“Cudjoe will be missed,” inside linebacker L.A. Goree said. “Just talking to him, he’s always in good spirits, so to see something like this happen to him, I hope he responds well to the injury. I really am concerned with what happens to Cudjoe. His presence will be missed on the field, vocally and physically. I hope he bounces back.”

Said defensive end Zeke Riser: “It’s kind of weird. He’s the guy. Mr. Reliable. You know he’ll always try to get to the quarterback, always running full speed. He was my guy whenever I first got to camp. Running with the second group, he was always making sure I had the call, we were on the same page with blitzes. To see him go down, it hurts, because he’s one of the guys we really count on to make plays, keep working hard and give everything he’s got every play. It’s really going to hurt missing him.”

But playing at Maryland means moving past injuries, and quickly.

And so on Tuesday, those Terps who appeared before reporters at Gossett Team House teetered along a delicate tightrope, wavering somewhere between sentimentality over losing Cudjoe-Virgil and confidence over Ngakoue’s ability to replace him. Nose tackle Andre Monroe called Ngakoue somewhat of a meeting-room braggart, a byproduct of his playbook knowledge and passionate film study, but acknowledged the void created by Cudjoe-Virgil’s departure.

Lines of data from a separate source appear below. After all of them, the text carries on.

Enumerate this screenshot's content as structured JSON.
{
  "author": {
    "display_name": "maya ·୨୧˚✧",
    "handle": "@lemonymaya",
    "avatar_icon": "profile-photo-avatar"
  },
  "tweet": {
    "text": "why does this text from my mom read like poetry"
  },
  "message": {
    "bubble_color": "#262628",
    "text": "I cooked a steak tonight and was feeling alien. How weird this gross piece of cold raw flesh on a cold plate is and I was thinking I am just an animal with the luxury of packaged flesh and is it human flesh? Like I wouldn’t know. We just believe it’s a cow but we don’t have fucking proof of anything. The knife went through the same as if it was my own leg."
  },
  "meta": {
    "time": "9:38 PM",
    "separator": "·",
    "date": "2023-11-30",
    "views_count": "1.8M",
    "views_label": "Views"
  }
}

“It hurts to have Cudjoe off the battlefield with us,” Monroe said. “We’re not going to have a step-off. The next guy will be ready. That’s our whole philosophy. When one guy goes down, the next guy will be ready. There’s no real drop-off, because everyone knows what they need to do, and they’re prepared.”

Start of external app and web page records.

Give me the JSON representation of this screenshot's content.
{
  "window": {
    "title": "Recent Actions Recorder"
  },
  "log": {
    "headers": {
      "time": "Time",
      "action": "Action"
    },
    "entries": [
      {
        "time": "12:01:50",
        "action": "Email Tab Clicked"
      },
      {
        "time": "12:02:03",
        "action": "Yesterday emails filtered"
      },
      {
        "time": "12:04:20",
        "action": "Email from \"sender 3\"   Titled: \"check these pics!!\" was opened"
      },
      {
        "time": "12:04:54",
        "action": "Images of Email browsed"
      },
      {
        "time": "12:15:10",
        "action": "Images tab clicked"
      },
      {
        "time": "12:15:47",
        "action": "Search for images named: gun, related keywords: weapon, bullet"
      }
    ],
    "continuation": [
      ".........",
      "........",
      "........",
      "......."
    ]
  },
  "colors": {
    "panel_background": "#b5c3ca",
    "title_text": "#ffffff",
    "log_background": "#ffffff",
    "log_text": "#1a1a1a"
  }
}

In six games, appearing mostly on special teams, Ngakoue has recorded one tackle. But as Cudjoe-Virgil exited in the first quarter on Saturday against Virginia, the former Under Armour all-American from nearby Friendship Collegiate slipped right into the fray. He finished out the Terrapins’ 27-26 win and earned a formal promotion onto the two-deep depth chart this week.

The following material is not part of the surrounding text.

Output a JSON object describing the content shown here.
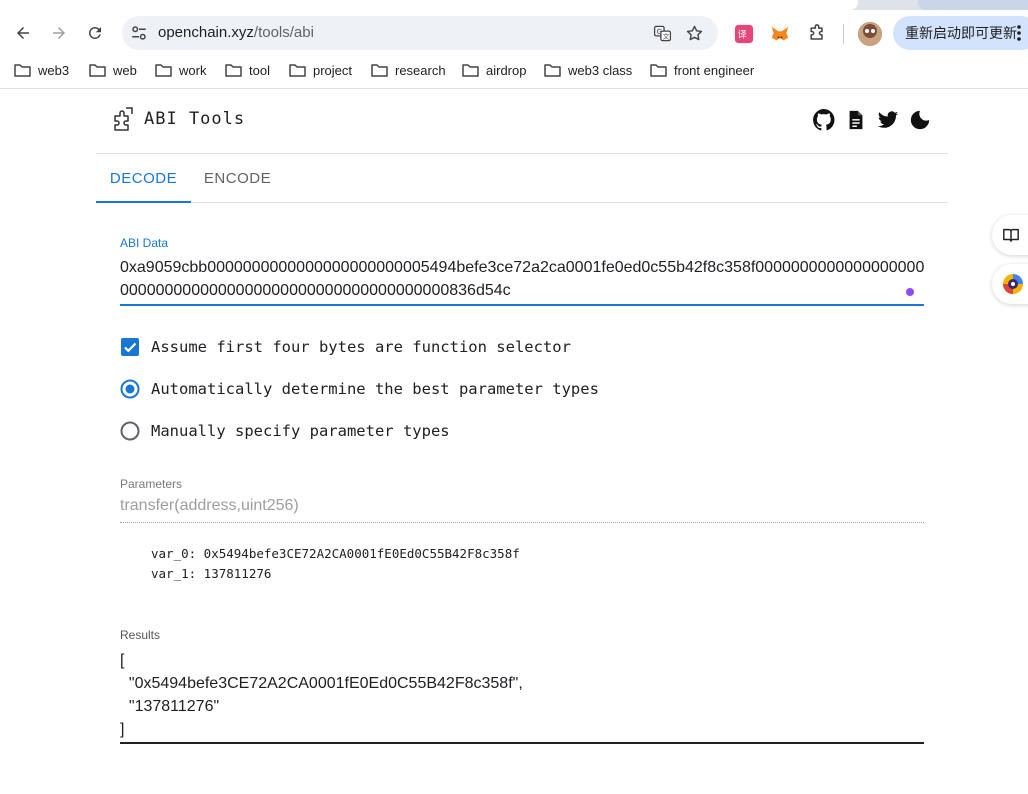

On Saturday against Wake Forest dual-threat quarterback Tanner Price, backfield pressure will again be crucial. Marcus Whitfield, with a team-high 5.5 sacks, will anchor the edge blitz, but Ngakoue will take on Cudjoe-Virgil’s role as Whitfield’s mirror image on the other side. On Tuesday, after a slew of questions about Cudjoe-Virgil’s ripped chest muscle and the timetable for its recovery — unknown, at this moment — Coach Randy Edsall praised Ngakoue’s preparation as an incoming freshman this summer, “as well as he could be prepared for the situation.” But, the third-year coach conceded, the learning curve is still steep.

On Tuesday, players seemed more concerned for Cudjoe-Virgil’s well-being than the abilities of his successor. Monroe, who spent last season rehabilitating a knee injury, knows the duality football teams face in these situations, between remembering a fallen teammate and moving onto the next man. Goree, a redshirt junior, has seen teammates suffer season-ending injuries then recuse themselves into their dorm rooms, lights off and stares blank, wishing they were back on the field.

“I just hope he’s in good spirits,” Goree said.

Besides, the Terps had more pressing matters to oversee. At Gossett, they know Cudjoe-Virgil as simply “Cudjoe” and Ngakoue as “Yannick,” so as not to confuse the two.

But did anyone know how to spell the younger linebacker’s last name? Whitfield, self-aware as ever, declined to try. Others gave it a whirl.

“I know it starts with an N-G though,” Goree said. “I think it’s N-G-A-W-A-Q-U-E or something like that. That even close?”

Close, a reporter told him, but no cigar. Riser, on the other hand, nailed it.

“It’s like N-G-A-K-O-U-E,” said Riser, a graduate student transfer from Houston, who did his best to hide the glee. “I don’t know how I got that. I have no idea how to pronounce it. I’ll just call him Yannick for my last few months here, because that’s all I know.”